The entries below should be quoted exactly, with no pictures carried over.

▸ **Dataset rows for apps and sites**:

=-=-=

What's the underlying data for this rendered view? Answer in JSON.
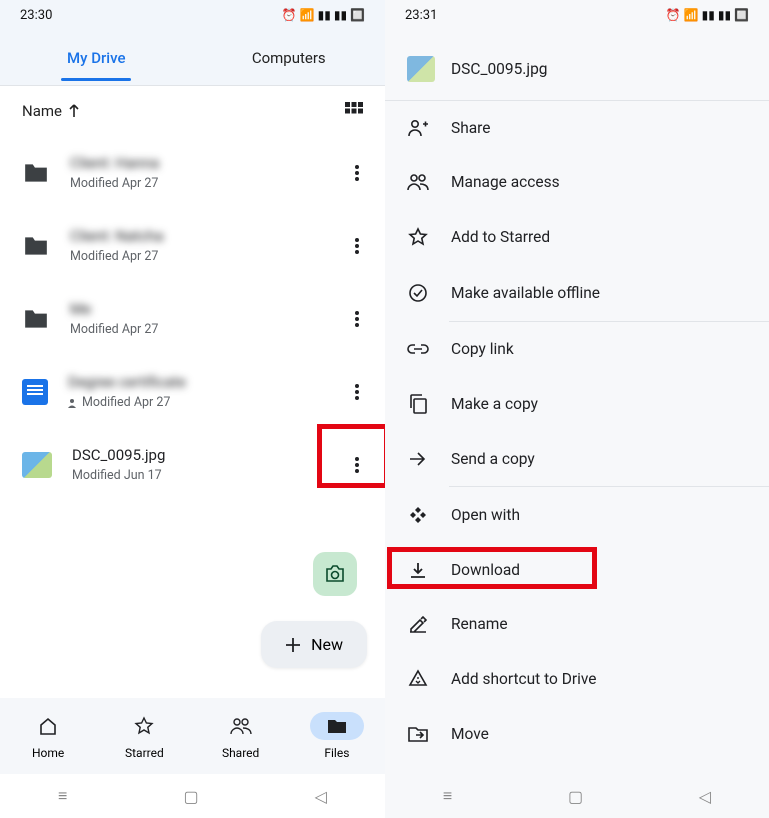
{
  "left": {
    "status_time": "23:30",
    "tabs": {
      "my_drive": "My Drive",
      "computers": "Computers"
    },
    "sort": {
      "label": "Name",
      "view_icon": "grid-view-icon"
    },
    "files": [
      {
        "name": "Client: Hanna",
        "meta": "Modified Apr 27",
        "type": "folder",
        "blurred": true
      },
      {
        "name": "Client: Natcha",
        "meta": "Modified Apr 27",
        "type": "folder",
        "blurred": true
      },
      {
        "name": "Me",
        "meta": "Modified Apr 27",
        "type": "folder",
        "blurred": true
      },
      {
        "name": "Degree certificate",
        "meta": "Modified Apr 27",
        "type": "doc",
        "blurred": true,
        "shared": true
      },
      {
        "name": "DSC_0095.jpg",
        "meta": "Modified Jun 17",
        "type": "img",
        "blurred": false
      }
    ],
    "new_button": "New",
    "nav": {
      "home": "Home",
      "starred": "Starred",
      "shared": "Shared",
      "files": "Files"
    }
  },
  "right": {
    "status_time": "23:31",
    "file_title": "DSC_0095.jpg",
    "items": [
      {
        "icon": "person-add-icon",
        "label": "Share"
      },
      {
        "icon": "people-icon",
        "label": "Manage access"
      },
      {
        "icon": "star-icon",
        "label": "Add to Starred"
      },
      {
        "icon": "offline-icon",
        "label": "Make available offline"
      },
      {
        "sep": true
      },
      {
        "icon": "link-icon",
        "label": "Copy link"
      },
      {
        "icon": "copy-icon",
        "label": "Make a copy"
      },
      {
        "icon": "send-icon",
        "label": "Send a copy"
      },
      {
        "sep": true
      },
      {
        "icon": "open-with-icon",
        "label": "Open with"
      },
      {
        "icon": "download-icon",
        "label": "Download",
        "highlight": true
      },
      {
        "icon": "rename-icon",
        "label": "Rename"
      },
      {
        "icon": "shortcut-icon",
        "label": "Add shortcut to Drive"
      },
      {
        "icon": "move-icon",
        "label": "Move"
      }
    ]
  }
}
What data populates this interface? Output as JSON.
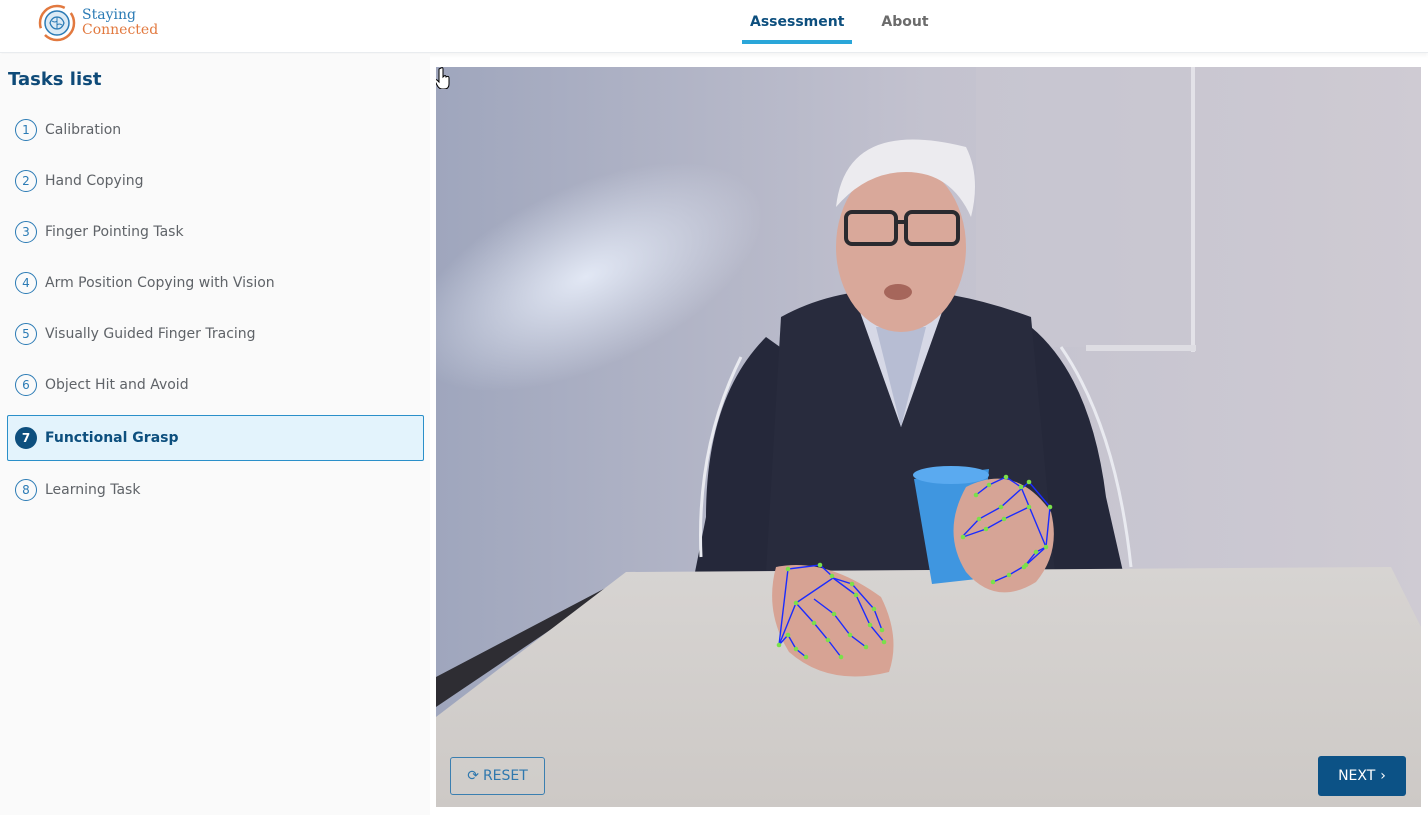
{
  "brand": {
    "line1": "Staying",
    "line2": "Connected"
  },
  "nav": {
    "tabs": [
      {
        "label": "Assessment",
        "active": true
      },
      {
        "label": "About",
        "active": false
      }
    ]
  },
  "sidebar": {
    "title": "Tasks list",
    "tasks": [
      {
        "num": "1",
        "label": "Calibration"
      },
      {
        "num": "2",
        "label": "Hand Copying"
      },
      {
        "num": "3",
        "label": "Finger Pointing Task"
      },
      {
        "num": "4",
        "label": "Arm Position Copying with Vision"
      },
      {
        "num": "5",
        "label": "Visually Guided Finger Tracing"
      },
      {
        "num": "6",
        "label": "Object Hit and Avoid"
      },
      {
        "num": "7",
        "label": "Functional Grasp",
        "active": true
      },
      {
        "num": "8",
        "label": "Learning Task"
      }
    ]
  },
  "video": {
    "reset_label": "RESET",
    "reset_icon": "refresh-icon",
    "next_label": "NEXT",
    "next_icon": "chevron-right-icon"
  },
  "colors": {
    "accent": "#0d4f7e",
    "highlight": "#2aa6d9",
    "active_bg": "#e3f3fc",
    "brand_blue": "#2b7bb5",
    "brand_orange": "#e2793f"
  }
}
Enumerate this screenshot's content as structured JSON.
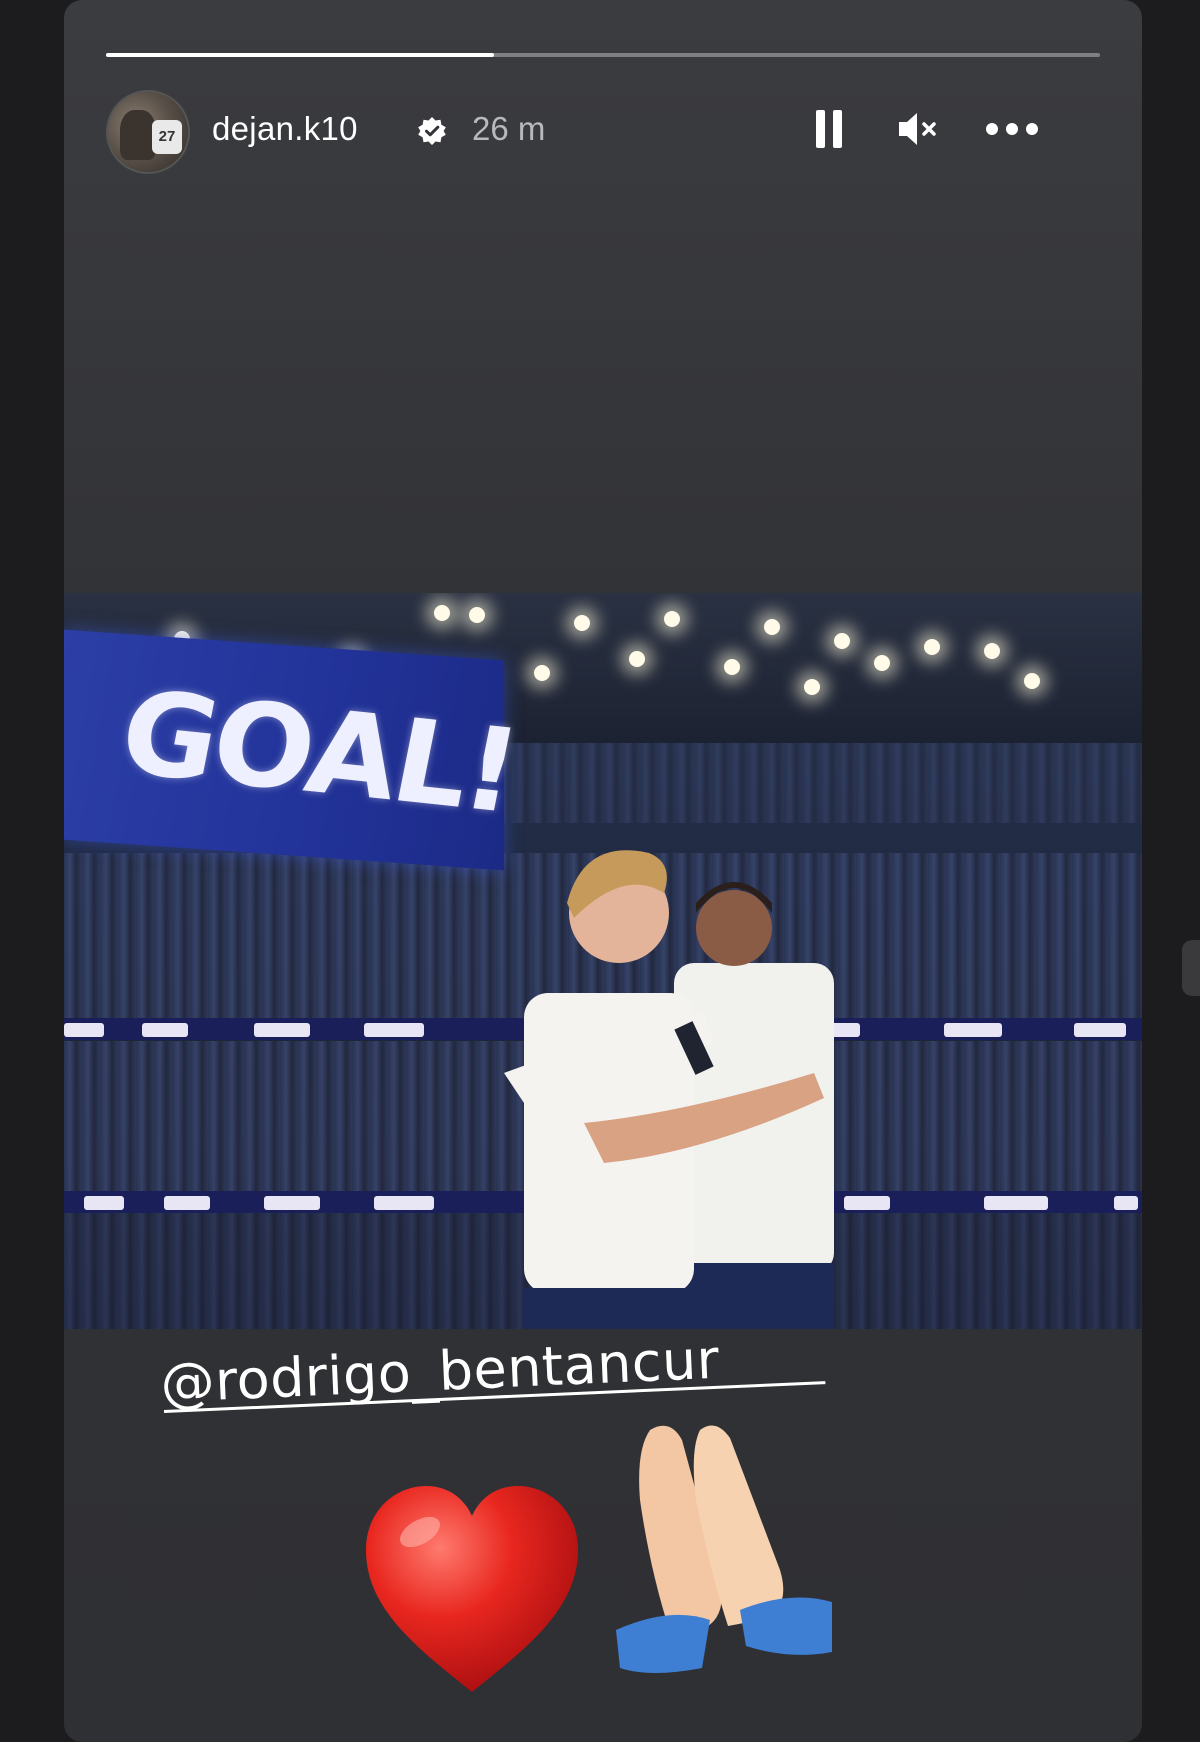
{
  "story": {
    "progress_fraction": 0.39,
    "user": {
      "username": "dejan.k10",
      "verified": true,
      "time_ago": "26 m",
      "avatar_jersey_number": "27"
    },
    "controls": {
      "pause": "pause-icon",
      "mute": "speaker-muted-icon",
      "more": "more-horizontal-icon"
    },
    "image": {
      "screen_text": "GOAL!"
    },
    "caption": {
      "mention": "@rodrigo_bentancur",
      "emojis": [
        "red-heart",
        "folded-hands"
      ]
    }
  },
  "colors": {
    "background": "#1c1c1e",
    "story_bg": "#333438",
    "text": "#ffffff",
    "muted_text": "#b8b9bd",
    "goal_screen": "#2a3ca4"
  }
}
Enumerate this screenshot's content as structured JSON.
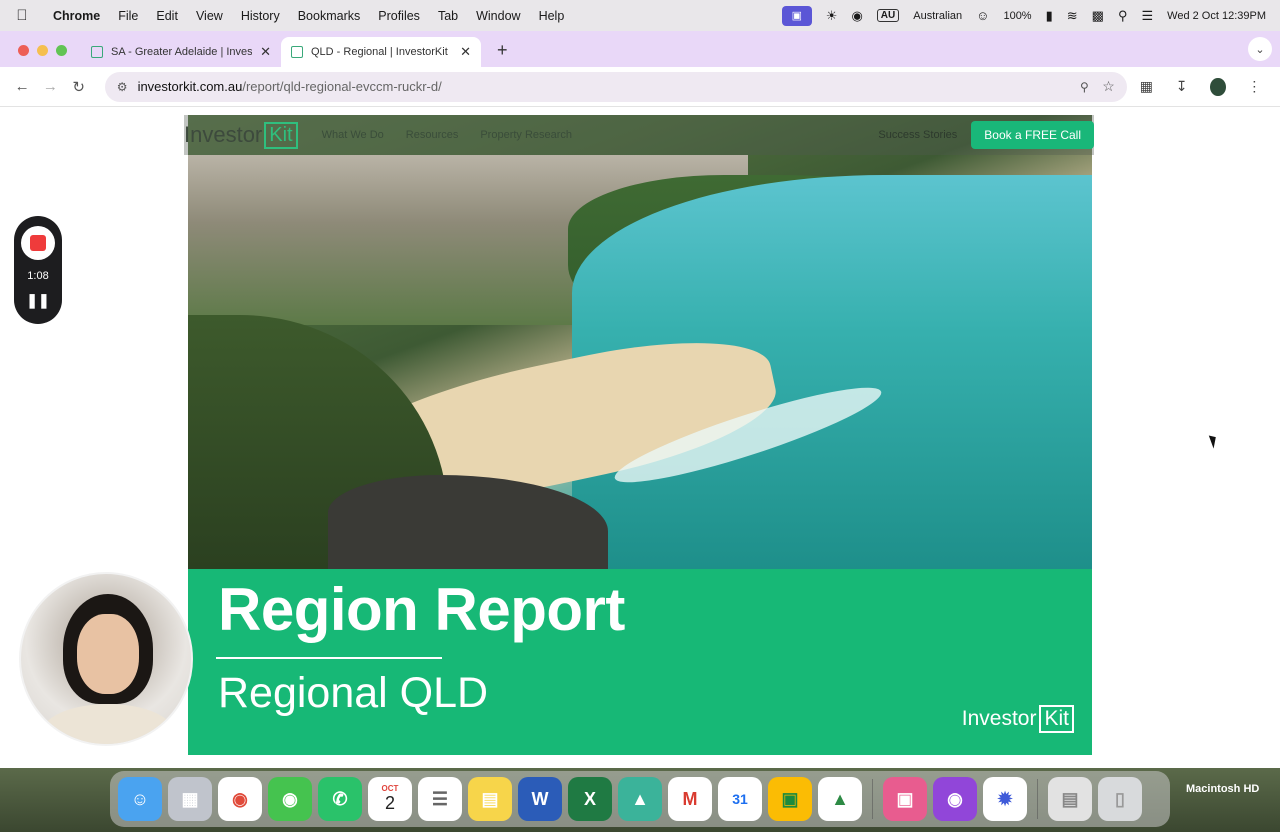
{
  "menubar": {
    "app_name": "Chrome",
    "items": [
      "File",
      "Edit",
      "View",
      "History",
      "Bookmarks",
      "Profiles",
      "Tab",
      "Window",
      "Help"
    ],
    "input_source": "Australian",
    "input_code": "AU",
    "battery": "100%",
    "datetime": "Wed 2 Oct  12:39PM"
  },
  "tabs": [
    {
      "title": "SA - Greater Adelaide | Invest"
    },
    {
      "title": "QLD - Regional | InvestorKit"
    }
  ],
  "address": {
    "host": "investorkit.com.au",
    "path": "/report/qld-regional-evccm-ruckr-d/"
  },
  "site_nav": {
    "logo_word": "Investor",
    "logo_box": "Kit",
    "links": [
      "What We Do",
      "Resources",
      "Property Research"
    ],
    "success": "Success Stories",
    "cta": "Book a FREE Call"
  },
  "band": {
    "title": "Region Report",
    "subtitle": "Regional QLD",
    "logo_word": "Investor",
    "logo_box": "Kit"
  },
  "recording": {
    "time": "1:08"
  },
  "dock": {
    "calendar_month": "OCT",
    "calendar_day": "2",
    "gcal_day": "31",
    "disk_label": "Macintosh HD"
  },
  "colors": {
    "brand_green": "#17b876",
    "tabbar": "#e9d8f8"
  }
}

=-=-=

▸ **SOLVED PROBLEM**:
What's the underlying data for this rendered view? Answer in JSON.
{
  "left": {
    "status_time": "23:30",
    "tabs": {
      "my_drive": "My Drive",
      "computers": "Computers"
    },
    "sort": {
      "label": "Name",
      "view_icon": "grid-view-icon"
    },
    "files": [
      {
        "name": "Client: Hanna",
        "meta": "Modified Apr 27",
        "type": "folder",
        "blurred": true
      },
      {
        "name": "Client: Natcha",
        "meta": "Modified Apr 27",
        "type": "folder",
        "blurred": true
      },
      {
        "name": "Me",
        "meta": "Modified Apr 27",
        "type": "folder",
        "blurred": true
      },
      {
        "name": "Degree certificate",
        "meta": "Modified Apr 27",
        "type": "doc",
        "blurred": true,
        "shared": true
      },
      {
        "name": "DSC_0095.jpg",
        "meta": "Modified Jun 17",
        "type": "img",
        "blurred": false
      }
    ],
    "new_button": "New",
    "nav": {
      "home": "Home",
      "starred": "Starred",
      "shared": "Shared",
      "files": "Files"
    }
  },
  "right": {
    "status_time": "23:31",
    "file_title": "DSC_0095.jpg",
    "items": [
      {
        "icon": "person-add-icon",
        "label": "Share"
      },
      {
        "icon": "people-icon",
        "label": "Manage access"
      },
      {
        "icon": "star-icon",
        "label": "Add to Starred"
      },
      {
        "icon": "offline-icon",
        "label": "Make available offline"
      },
      {
        "sep": true
      },
      {
        "icon": "link-icon",
        "label": "Copy link"
      },
      {
        "icon": "copy-icon",
        "label": "Make a copy"
      },
      {
        "icon": "send-icon",
        "label": "Send a copy"
      },
      {
        "sep": true
      },
      {
        "icon": "open-with-icon",
        "label": "Open with"
      },
      {
        "icon": "download-icon",
        "label": "Download",
        "highlight": true
      },
      {
        "icon": "rename-icon",
        "label": "Rename"
      },
      {
        "icon": "shortcut-icon",
        "label": "Add shortcut to Drive"
      },
      {
        "icon": "move-icon",
        "label": "Move"
      }
    ]
  }
}
What data populates this interface? Output as JSON.
{
  "brand": {
    "line1": "Staying",
    "line2": "Connected"
  },
  "nav": {
    "tabs": [
      {
        "label": "Assessment",
        "active": true
      },
      {
        "label": "About",
        "active": false
      }
    ]
  },
  "sidebar": {
    "title": "Tasks list",
    "tasks": [
      {
        "num": "1",
        "label": "Calibration"
      },
      {
        "num": "2",
        "label": "Hand Copying"
      },
      {
        "num": "3",
        "label": "Finger Pointing Task"
      },
      {
        "num": "4",
        "label": "Arm Position Copying with Vision"
      },
      {
        "num": "5",
        "label": "Visually Guided Finger Tracing"
      },
      {
        "num": "6",
        "label": "Object Hit and Avoid"
      },
      {
        "num": "7",
        "label": "Functional Grasp",
        "active": true
      },
      {
        "num": "8",
        "label": "Learning Task"
      }
    ]
  },
  "video": {
    "reset_label": "RESET",
    "reset_icon": "refresh-icon",
    "next_label": "NEXT",
    "next_icon": "chevron-right-icon"
  },
  "colors": {
    "accent": "#0d4f7e",
    "highlight": "#2aa6d9",
    "active_bg": "#e3f3fc",
    "brand_blue": "#2b7bb5",
    "brand_orange": "#e2793f"
  }
}
Enumerate this screenshot's content as structured JSON.
{
  "story": {
    "progress_fraction": 0.39,
    "user": {
      "username": "dejan.k10",
      "verified": true,
      "time_ago": "26 m",
      "avatar_jersey_number": "27"
    },
    "controls": {
      "pause": "pause-icon",
      "mute": "speaker-muted-icon",
      "more": "more-horizontal-icon"
    },
    "image": {
      "screen_text": "GOAL!"
    },
    "caption": {
      "mention": "@rodrigo_bentancur",
      "emojis": [
        "red-heart",
        "folded-hands"
      ]
    }
  },
  "colors": {
    "background": "#1c1c1e",
    "story_bg": "#333438",
    "text": "#ffffff",
    "muted_text": "#b8b9bd",
    "goal_screen": "#2a3ca4"
  }
}
Enumerate this screenshot's content as structured JSON.
{
  "menubar": {
    "app_name": "Chrome",
    "items": [
      "File",
      "Edit",
      "View",
      "History",
      "Bookmarks",
      "Profiles",
      "Tab",
      "Window",
      "Help"
    ],
    "input_source": "Australian",
    "input_code": "AU",
    "battery": "100%",
    "datetime": "Wed 2 Oct  12:39PM"
  },
  "tabs": [
    {
      "title": "SA - Greater Adelaide | Invest"
    },
    {
      "title": "QLD - Regional | InvestorKit"
    }
  ],
  "address": {
    "host": "investorkit.com.au",
    "path": "/report/qld-regional-evccm-ruckr-d/"
  },
  "site_nav": {
    "logo_word": "Investor",
    "logo_box": "Kit",
    "links": [
      "What We Do",
      "Resources",
      "Property Research"
    ],
    "success": "Success Stories",
    "cta": "Book a FREE Call"
  },
  "band": {
    "title": "Region Report",
    "subtitle": "Regional QLD",
    "logo_word": "Investor",
    "logo_box": "Kit"
  },
  "recording": {
    "time": "1:08"
  },
  "dock": {
    "calendar_month": "OCT",
    "calendar_day": "2",
    "gcal_day": "31",
    "disk_label": "Macintosh HD"
  },
  "colors": {
    "brand_green": "#17b876",
    "tabbar": "#e9d8f8"
  }
}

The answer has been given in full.